Conservatives have dismissed claims of a “Brexit betrayal” by Welsh farmers and has called on them to “withdraw their inaccurate claims immediately.”
Janet Finch-Saunders MS, the Shadow Minister for Climate Change, Energy and Rural Affairs, responded to claims by the Farmers’ Union of Wales who said the Welsh agriculture budget was being slashed.
She pushed back at the accusations of broken agricultural promises, accusing the Welsh Government of “pulling the wool over the Farmers Unions eyes”.
The FUW said the Welsh agriculture budget is being cut by £95 million and that this breaks the promise they were made in the Conservative election manifesto that they wouldn’t lose out on any funding after Brexit.
The union said that it expected Wales’ agricultural and rural development budget to be in the region of £337 million, but that the 2021-2022 budget will now be £242 million, which equates to a cut of around 28 per cent.
FUW President Glyn Roberts says he wrote to Secretary of State for Wales Simon Hart two weeks ago asking him to provide assurances that the budget had been maintained.
But the claims about the budget cut have angered Janet Finch-Saunders, who is the Member of the Senedd for the Aberconwy constituency.
She said: “The claims made of a ‘Brexit betrayal’ over the Welsh agriculture budget and supposed cuts are just plain wrong.
“Let me be clear; the UK Government committed to maintain the level of funding to farmers in Wales and between their funding and the tapering off of EU funds this is exactly what they are doing. Anyone that says anything different is spouting nonsense.
“Those who are suggesting that this is not the case must withdraw their inaccurate claims immediately.”
David TC Davies, Conservative MP for Monmouth, and Parliamentary Under Secretary of State in the UK Government, also weighed in on the matter.
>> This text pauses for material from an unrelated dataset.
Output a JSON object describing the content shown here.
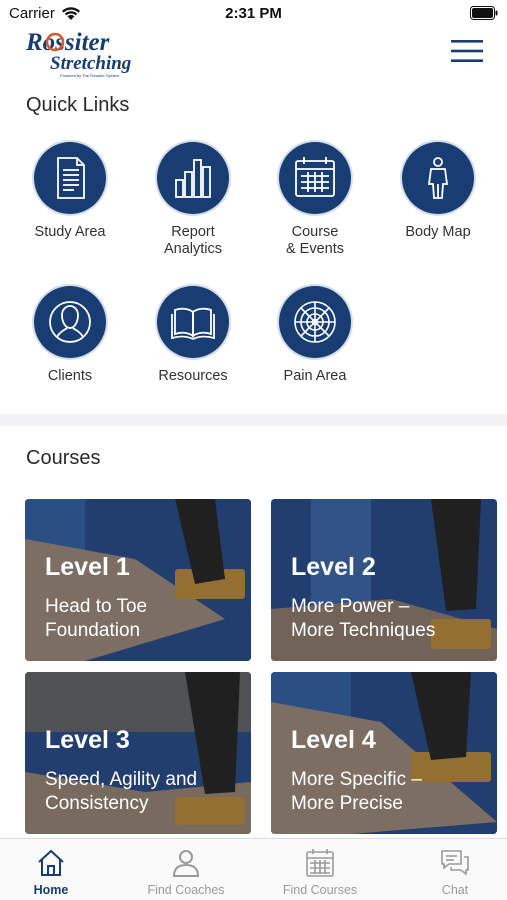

He told the FUW: “Slash funding? Wales Government was spending 337million on farming & continues to get 337million (because of money still being paid out by the EU) WG will also gets an additional 1.3billion to spend on anything they want. Ask the Welsh Government to promote Welsh wool not pull it over your eyes!”
However, FUW President Glyn Roberts said that the decision to slash the budget was a “complete betrayal of the farmers” who have kept producing food and feeding the nation throughout the coronavirus pandemic.
“It adds to the extreme anger already felt following the UK government’s decision to oppose a legislative ‘red line’ in the Agriculture Bill that would have prevented the importation of low quality food in future trade deals,” he said.
“The significant impacts such a cut in funding will have on Welsh farms, agricultural businesses and rural communities are clear, and these will come at a time when the industry is already anticipating major problems due to non-tariff barriers, unfair competition from sub-standard imports and the possibility of massive EU tariff barriers in the event of a no-deal Brexit”.
The FUW also says there is a need to ensure a UK-EU trade deal is in place at the end of the EU withdrawal period and urgently address major non-tariff barriers and other issues.
Mr Roberts added: “Farmers, businesses and rural constituents were promised an ‘oven-ready deal’, minimum trade friction and that the agricultural budget would be maintained.
“While the FUW was sceptical about such promises, many accepted them in good faith. What has transpired can only be described as a Brexit betrayal that will have far-reaching consequences for family farms, rural businesses and communities,”
Rebecca Evans, Wales Finance Minister, accused the chancellor of “broken promises” on the budget.
She said: “If you’re looking for a serious failure of management of funding, and if you’re looking for a betrayal of the farming industry, I think that you can find it right there.”